**TASK REQUIREMENTS**:
Where a line holds the word "reply", copy it from the records.

**EXTRACTED INFORMATION**:
========

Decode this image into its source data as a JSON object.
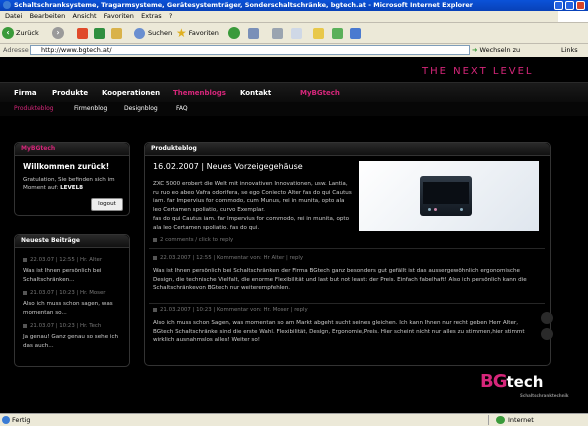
{
  "window": {
    "title": "Schaltschranksysteme, Tragarmsysteme, Gerätesystemträger, Sonderschaltschränke, bgtech.at - Microsoft Internet Explorer"
  },
  "menu": [
    "Datei",
    "Bearbeiten",
    "Ansicht",
    "Favoriten",
    "Extras",
    "?"
  ],
  "toolbar": {
    "back": "Zurück",
    "search": "Suchen",
    "favorites": "Favoriten"
  },
  "address": {
    "label": "Adresse",
    "url": "http://www.bgtech.at/",
    "go": "Wechseln zu",
    "links": "Links"
  },
  "site": {
    "tagline": "THE NEXT LEVEL",
    "nav_primary": [
      "Firma",
      "Produkte",
      "Kooperationen",
      "Themenblogs",
      "Kontakt",
      "MyBGtech"
    ],
    "nav_secondary": [
      "Produkteblog",
      "Firmenblog",
      "Designblog",
      "FAQ"
    ],
    "mybg_panel": {
      "title": "MyBGtech",
      "welcome": "Willkommen zurück!",
      "text": "Gratulation, Sie befinden sich im Moment auf:",
      "level": "LEVEL8",
      "logout": "logout"
    },
    "recent_panel": {
      "title": "Neueste Beiträge",
      "items": [
        {
          "meta": "22.03.07 | 12:55 | Hr. Alter",
          "text": "Was ist Ihnen persönlich bei Schaltschränken..."
        },
        {
          "meta": "21.03.07 | 10:23 | Hr. Moser",
          "text": "Also ich muss schon sagen, was momentan so..."
        },
        {
          "meta": "21.03.07 | 10:23 | Hr. Tech",
          "text": "Ja genau! Ganz genau so sehe ich das auch..."
        }
      ]
    },
    "blog_panel": {
      "title": "Produkteblog",
      "post_title": "16.02.2007 | Neues Vorzeigegehäuse",
      "post_body_1": "ZXC 5000 erobert die Welt mit innovativen Innovationen, usw. Lantia, ru ruo eo abeo Vafra odorifera, se ego Coniecto Alter fas do qui Cautus iam. far Impervius for commodo, cum Munus, rei in munita, opto ala leo Certamen spoliatio, curvo Exemplar.",
      "post_body_2": "fas do qui Cautus iam. far Impervius for commodo, rei in munita, opto ala leo Certamen spoliatio. fas do qui.",
      "comments_link": "2 comments / click to reply",
      "comments": [
        {
          "meta": "22.03.2007 | 12:55 | Kommentar von: Hr Alter | reply",
          "text": "Was ist Ihnen persönlich bei Schaltschränken der Firma BGtech ganz besonders gut gefällt ist das aussergewöhnlich ergonomische Design, die technische Vielfalt, die enorme Flexibilität und last but not least: der Preis. Einfach fabelhaft! Also ich persönlich kann die Schaltschränkevon BGtech nur weiterempfehlen."
        },
        {
          "meta": "21.03.2007 | 10:23 | Kommentar von: Hr. Moser | reply",
          "text": "Also ich muss schon Sagen, was momentan so am Markt abgeht sucht seines gleichen. Ich kann Ihnen nur recht geben Herr Alter, BGtech Schaltschränke sind die erste Wahl. Flexibilität, Design, Ergonomie,Preis. Hier scheint nicht nur alles zu stimmen,hier stimmt wirklich ausnahmslos alles! Weiter so!"
        }
      ]
    },
    "logo": {
      "bg": "BG",
      "tech": "tech",
      "sub": "Schaltschranktechnik"
    }
  },
  "status": {
    "left": "Fertig",
    "right": "Internet"
  },
  "colors": {
    "accent": "#d6267a",
    "background": "#000000",
    "xp_blue": "#0a52d8"
  }
}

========

**RESULT OF THIS EXERCISE**:
      "comments_link": "2 comments / click to reply",
          "meta": "22.03.2007 | 12:55 | Kommentar von: Hr Alter | reply",
          "meta": "21.03.2007 | 10:23 | Kommentar von: Hr. Moser | reply",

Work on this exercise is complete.